View Mobile Site

Why require some hospitals to withstand an unlikely quake?

Text Size: Small Large Medium
POSTED March 3, 2013 8:18 p.m.

It’s the $110 billion question plus financing costs: How likely is a 7.0 Richter scale earthquake in Manteca or places like Alturas in Modoc County?

Someone up in Sacramento might want to try and answer that before we spend a good chunk of $110 billion for nothing.

California hospitals are under the gun from Sacramento to seismically retrofit or build replacement hospitals by 2030 to withstand a 7.0 Richter scale quake or larger. It makes a lot of sense - on the surface. You need hospitals to be able to remain standing and functioning after a major quake.

What doesn’t make sense is the one-size-fits-all approach to quake safety standards in California.

If that can be justified by any logical argument, then why doesn’t the rest of California have to adhere to the San Joaquin Valley’s stringent air standards? We have the worst conditions because of geologically where we are located. But would it make sense for Eureka or Barstow to have to adhere to the same air rules? The same question can be made for parts of California that are a long way for active major faults.

The San Andreas Fault is one if the world’s most active and longest faults. There are also active faults that cross it.

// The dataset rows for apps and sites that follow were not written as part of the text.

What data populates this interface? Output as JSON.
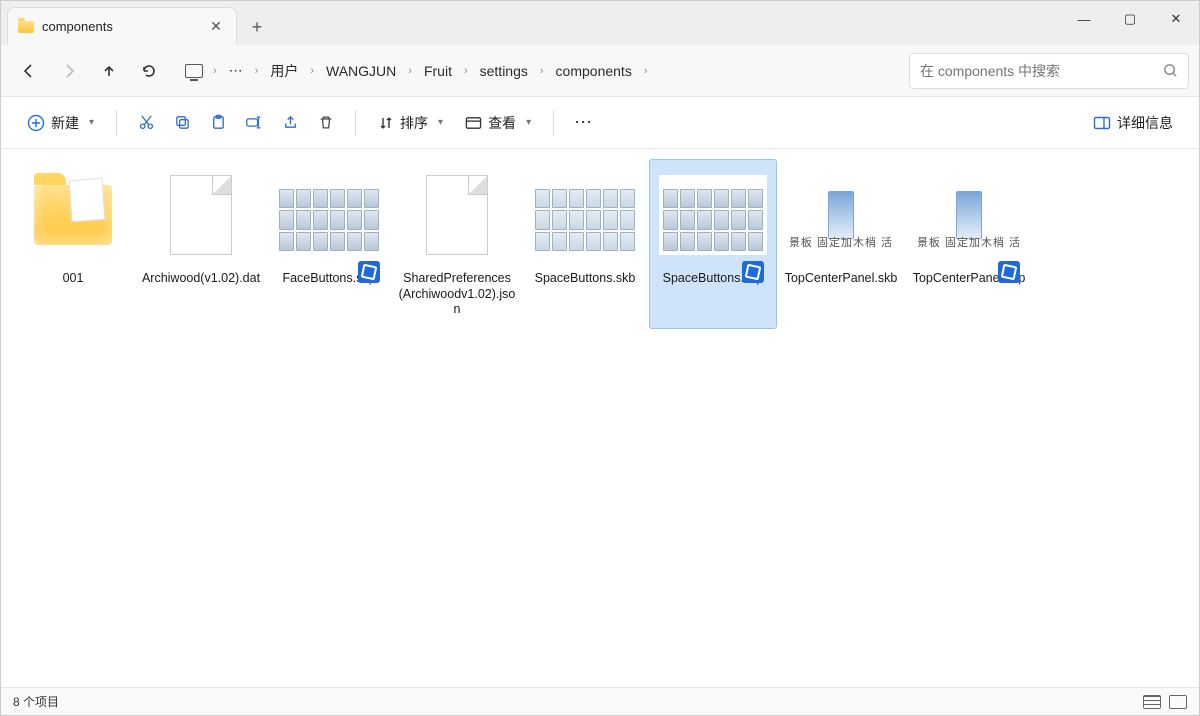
{
  "tab": {
    "title": "components"
  },
  "window_controls": {
    "minimize": "—",
    "maximize": "▢",
    "close": "✕"
  },
  "breadcrumb": {
    "parts": [
      "用户",
      "WANGJUN",
      "Fruit",
      "settings",
      "components"
    ],
    "ellipsis": "⋯"
  },
  "search": {
    "placeholder": "在 components 中搜索"
  },
  "toolbar": {
    "new_label": "新建",
    "sort_label": "排序",
    "view_label": "查看",
    "details_label": "详细信息"
  },
  "items": [
    {
      "name": "001",
      "kind": "folder"
    },
    {
      "name": "Archiwood(v1.02).dat",
      "kind": "file"
    },
    {
      "name": "FaceButtons.skp",
      "kind": "skp"
    },
    {
      "name": "SharedPreferences(Archiwoodv1.02).json",
      "kind": "file"
    },
    {
      "name": "SpaceButtons.skb",
      "kind": "skb"
    },
    {
      "name": "SpaceButtons.skp",
      "kind": "skp",
      "selected": true
    },
    {
      "name": "TopCenterPanel.skb",
      "kind": "panel"
    },
    {
      "name": "TopCenterPanel.skp",
      "kind": "panel_skp"
    }
  ],
  "status": {
    "text": "8 个项目"
  }
}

Manteca, Ripon and Lathrop aren’t near enough to the San Andreas Fault to have to worry about the fact there is a 62 percent chance of a 7.0 Richter scale quake to strike by 2030. The damage here would be minimal at best. The 6.9 Richter scale Loma Prieta earthquake was felt in Manteca but the damage was simply cracks in some patios and water sloshing out of swimming pools.

We do have to worry about is the Tracy-Stockton Fault that runs across San Joaquin County starting near Tracy, under Stockton and ends near Linden. There were several 4.0 Richter scale quakes recorded near Linden in 1940. The United States Geological Survey indicates no appreciable movement has happened along the fault for three million years. The USGS pegs the highest possible quake potential at 5.0 and likely - if it does happen - to occur in central San Joaquin County.

The hospital seismic standards are an outgrowth of the 1972 Sylmar quake in Southern California that was 6.6 on the Richter scale. The Veterans Administration hospital in the San Fernando Valley collapsed, another hospital was destroyed and an additional 22 hospitals had to suspend some or all of their services. It should be noted the VA hospital that collapsed was relatively new and was constructed supposedly to withstand such a quake while an adjoining VA hospital structure built in 1925 was hardly damaged in comparison.

The California Legislature needs to revisit the one-size-fits-all approach to earthquake standards for hospitals. Doctors Hospital of Manteca is of newer construction that reflects standards designed based on seismic stress. Does it make any sense, though, to invest in a new building or a retrofit if the worst case government assessment is a 5.0 Richter scale quake with 10 miles of where it stands?

There needs to be a risk assessment done for all of California, People in northeast California in Modoc County should not be burdened with a standard that drastically exceeds the real risk to their community and hospital.

The madness imposed by Sacramento on areas of California is essentially overkill on a scale of Armageddon proportions. We will - through healthcare charges - be forced to pay dearly for something that isn’t needed or justified.

This column is the opinion of executive editor, Dennis Wyatt, and does not necessarily represent the opinion of The Bulletin or Morris Newspaper Corp. of CA.  He can be contacted at or 209-249-3519.

Commenting is not available.

Commenting not available.

Please wait ...